PROBLEM DETAILS: Set down the full listing exactly as given. Any pictures are to be left out.

──────────────────────────────

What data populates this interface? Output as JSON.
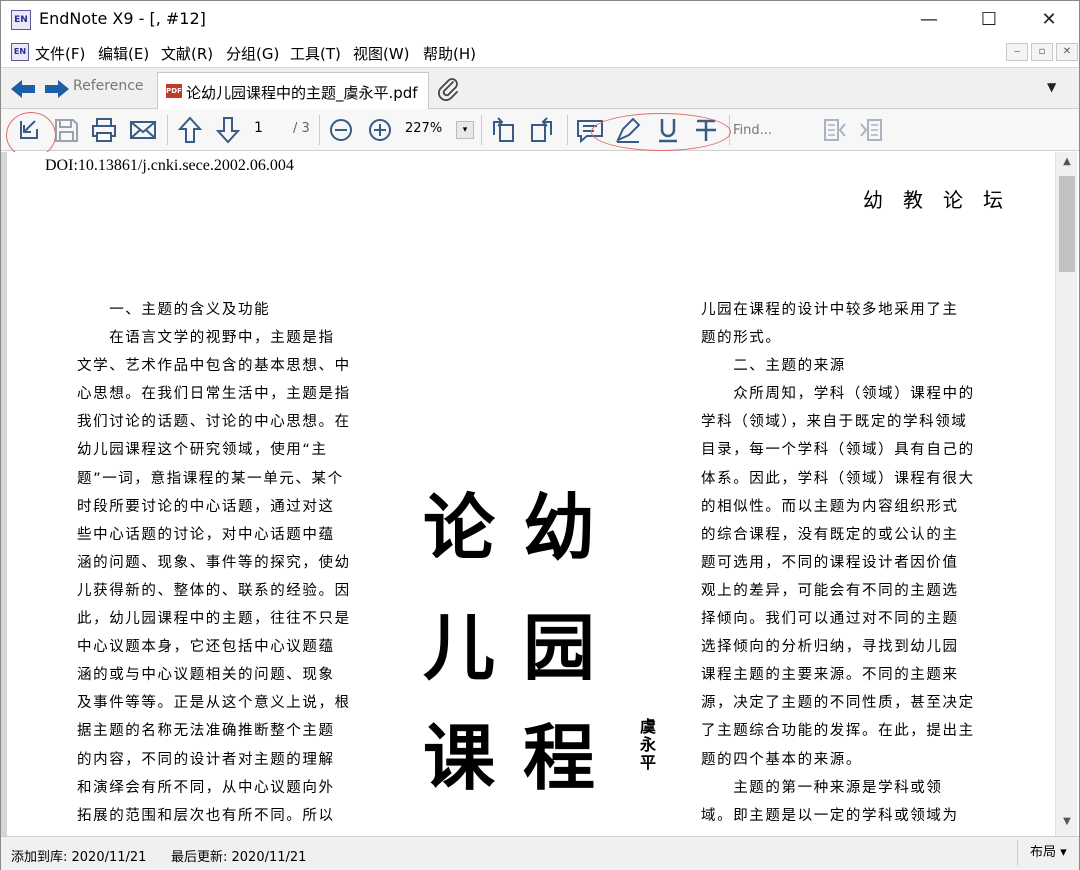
{
  "window": {
    "app_icon": "EN",
    "title": "EndNote X9 - [,  #12]",
    "minimize": "—",
    "maximize": "☐",
    "close": "✕"
  },
  "menubar": {
    "items": [
      {
        "label": "文件(F)"
      },
      {
        "label": "编辑(E)"
      },
      {
        "label": "文献(R)"
      },
      {
        "label": "分组(G)"
      },
      {
        "label": "工具(T)"
      },
      {
        "label": "视图(W)"
      },
      {
        "label": "帮助(H)"
      }
    ],
    "mdi_minimize": "‒",
    "mdi_restore": "▫",
    "mdi_close": "✕"
  },
  "tabs": {
    "reference_label": "Reference",
    "pdf_badge": "PDF",
    "pdf_label": "论幼儿园课程中的主题_虞永平.pdf",
    "dropdown": "▼"
  },
  "toolbar": {
    "page_current": "1",
    "page_total": "/ 3",
    "zoom": "227%",
    "zoom_dropdown": "▾",
    "find_placeholder": "Find...",
    "icons": [
      "open-in-window-icon",
      "save-icon",
      "print-icon",
      "email-icon",
      "page-up-icon",
      "page-down-icon",
      "zoom-out-icon",
      "zoom-in-icon",
      "rotate-left-icon",
      "rotate-right-icon",
      "sticky-note-icon",
      "highlight-icon",
      "underline-icon",
      "strikethrough-icon",
      "find-previous-icon",
      "find-next-icon"
    ],
    "annotation_color": "#e26a6a"
  },
  "document": {
    "doi": "DOI:10.13861/j.cnki.sece.2002.06.004",
    "section_header": "幼教论坛",
    "big_title_lines": [
      {
        "left": "论",
        "right": "幼"
      },
      {
        "left": "儿",
        "right": "园"
      },
      {
        "left": "课",
        "right": "程"
      }
    ],
    "author": "虞永平",
    "left_column": [
      "　　一、主题的含义及功能",
      "　　在语言文学的视野中，主题是指",
      "文学、艺术作品中包含的基本思想、中",
      "心思想。在我们日常生活中，主题是指",
      "我们讨论的话题、讨论的中心思想。在",
      "幼儿园课程这个研究领域，使用“主",
      "题”一词，意指课程的某一单元、某个",
      "时段所要讨论的中心话题，通过对这",
      "些中心话题的讨论，对中心话题中蕴",
      "涵的问题、现象、事件等的探究，使幼",
      "儿获得新的、整体的、联系的经验。因",
      "此，幼儿园课程中的主题，往往不只是",
      "中心议题本身，它还包括中心议题蕴",
      "涵的或与中心议题相关的问题、现象",
      "及事件等等。正是从这个意义上说，根",
      "据主题的名称无法准确推断整个主题",
      "的内容，不同的设计者对主题的理解",
      "和演绎会有所不同，从中心议题向外",
      "拓展的范围和层次也有所不同。所以"
    ],
    "right_column": [
      "儿园在课程的设计中较多地采用了主",
      "题的形式。",
      "　　二、主题的来源",
      "　　众所周知，学科（领域）课程中的",
      "学科（领域），来自于既定的学科领域",
      "目录，每一个学科（领域）具有自己的",
      "体系。因此，学科（领域）课程有很大",
      "的相似性。而以主题为内容组织形式",
      "的综合课程，没有既定的或公认的主",
      "题可选用，不同的课程设计者因价值",
      "观上的差异，可能会有不同的主题选",
      "择倾向。我们可以通过对不同的主题",
      "选择倾向的分析归纳，寻找到幼儿园",
      "课程主题的主要来源。不同的主题来",
      "源，决定了主题的不同性质，甚至决定",
      "了主题综合功能的发挥。在此，提出主",
      "题的四个基本的来源。",
      "　　主题的第一种来源是学科或领",
      "域。即主题是以一定的学科或领域为"
    ]
  },
  "statusbar": {
    "added": "添加到库: 2020/11/21",
    "updated": "最后更新: 2020/11/21",
    "layout": "布局 ▾"
  }
}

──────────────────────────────

ANSWER SECTION:
What data populates this interface? Output as JSON.
{
  "window": {
    "app_icon": "EN",
    "title": "EndNote X9 - [,  #12]",
    "minimize": "—",
    "maximize": "☐",
    "close": "✕"
  },
  "menubar": {
    "items": [
      {
        "label": "文件(F)"
      },
      {
        "label": "编辑(E)"
      },
      {
        "label": "文献(R)"
      },
      {
        "label": "分组(G)"
      },
      {
        "label": "工具(T)"
      },
      {
        "label": "视图(W)"
      },
      {
        "label": "帮助(H)"
      }
    ],
    "mdi_minimize": "‒",
    "mdi_restore": "▫",
    "mdi_close": "✕"
  },
  "tabs": {
    "reference_label": "Reference",
    "pdf_badge": "PDF",
    "pdf_label": "论幼儿园课程中的主题_虞永平.pdf",
    "dropdown": "▼"
  },
  "toolbar": {
    "page_current": "1",
    "page_total": "/ 3",
    "zoom": "227%",
    "zoom_dropdown": "▾",
    "find_placeholder": "Find...",
    "icons": [
      "open-in-window-icon",
      "save-icon",
      "print-icon",
      "email-icon",
      "page-up-icon",
      "page-down-icon",
      "zoom-out-icon",
      "zoom-in-icon",
      "rotate-left-icon",
      "rotate-right-icon",
      "sticky-note-icon",
      "highlight-icon",
      "underline-icon",
      "strikethrough-icon",
      "find-previous-icon",
      "find-next-icon"
    ],
    "annotation_color": "#e26a6a"
  },
  "document": {
    "doi": "DOI:10.13861/j.cnki.sece.2002.06.004",
    "section_header": "幼教论坛",
    "big_title_lines": [
      {
        "left": "论",
        "right": "幼"
      },
      {
        "left": "儿",
        "right": "园"
      },
      {
        "left": "课",
        "right": "程"
      }
    ],
    "author": "虞永平",
    "left_column": [
      "　　一、主题的含义及功能",
      "　　在语言文学的视野中，主题是指",
      "文学、艺术作品中包含的基本思想、中",
      "心思想。在我们日常生活中，主题是指",
      "我们讨论的话题、讨论的中心思想。在",
      "幼儿园课程这个研究领域，使用“主",
      "题”一词，意指课程的某一单元、某个",
      "时段所要讨论的中心话题，通过对这",
      "些中心话题的讨论，对中心话题中蕴",
      "涵的问题、现象、事件等的探究，使幼",
      "儿获得新的、整体的、联系的经验。因",
      "此，幼儿园课程中的主题，往往不只是",
      "中心议题本身，它还包括中心议题蕴",
      "涵的或与中心议题相关的问题、现象",
      "及事件等等。正是从这个意义上说，根",
      "据主题的名称无法准确推断整个主题",
      "的内容，不同的设计者对主题的理解",
      "和演绎会有所不同，从中心议题向外",
      "拓展的范围和层次也有所不同。所以"
    ],
    "right_column": [
      "儿园在课程的设计中较多地采用了主",
      "题的形式。",
      "　　二、主题的来源",
      "　　众所周知，学科（领域）课程中的",
      "学科（领域），来自于既定的学科领域",
      "目录，每一个学科（领域）具有自己的",
      "体系。因此，学科（领域）课程有很大",
      "的相似性。而以主题为内容组织形式",
      "的综合课程，没有既定的或公认的主",
      "题可选用，不同的课程设计者因价值",
      "观上的差异，可能会有不同的主题选",
      "择倾向。我们可以通过对不同的主题",
      "选择倾向的分析归纳，寻找到幼儿园",
      "课程主题的主要来源。不同的主题来",
      "源，决定了主题的不同性质，甚至决定",
      "了主题综合功能的发挥。在此，提出主",
      "题的四个基本的来源。",
      "　　主题的第一种来源是学科或领",
      "域。即主题是以一定的学科或领域为"
    ]
  },
  "statusbar": {
    "added": "添加到库: 2020/11/21",
    "updated": "最后更新: 2020/11/21",
    "layout": "布局 ▾"
  }
}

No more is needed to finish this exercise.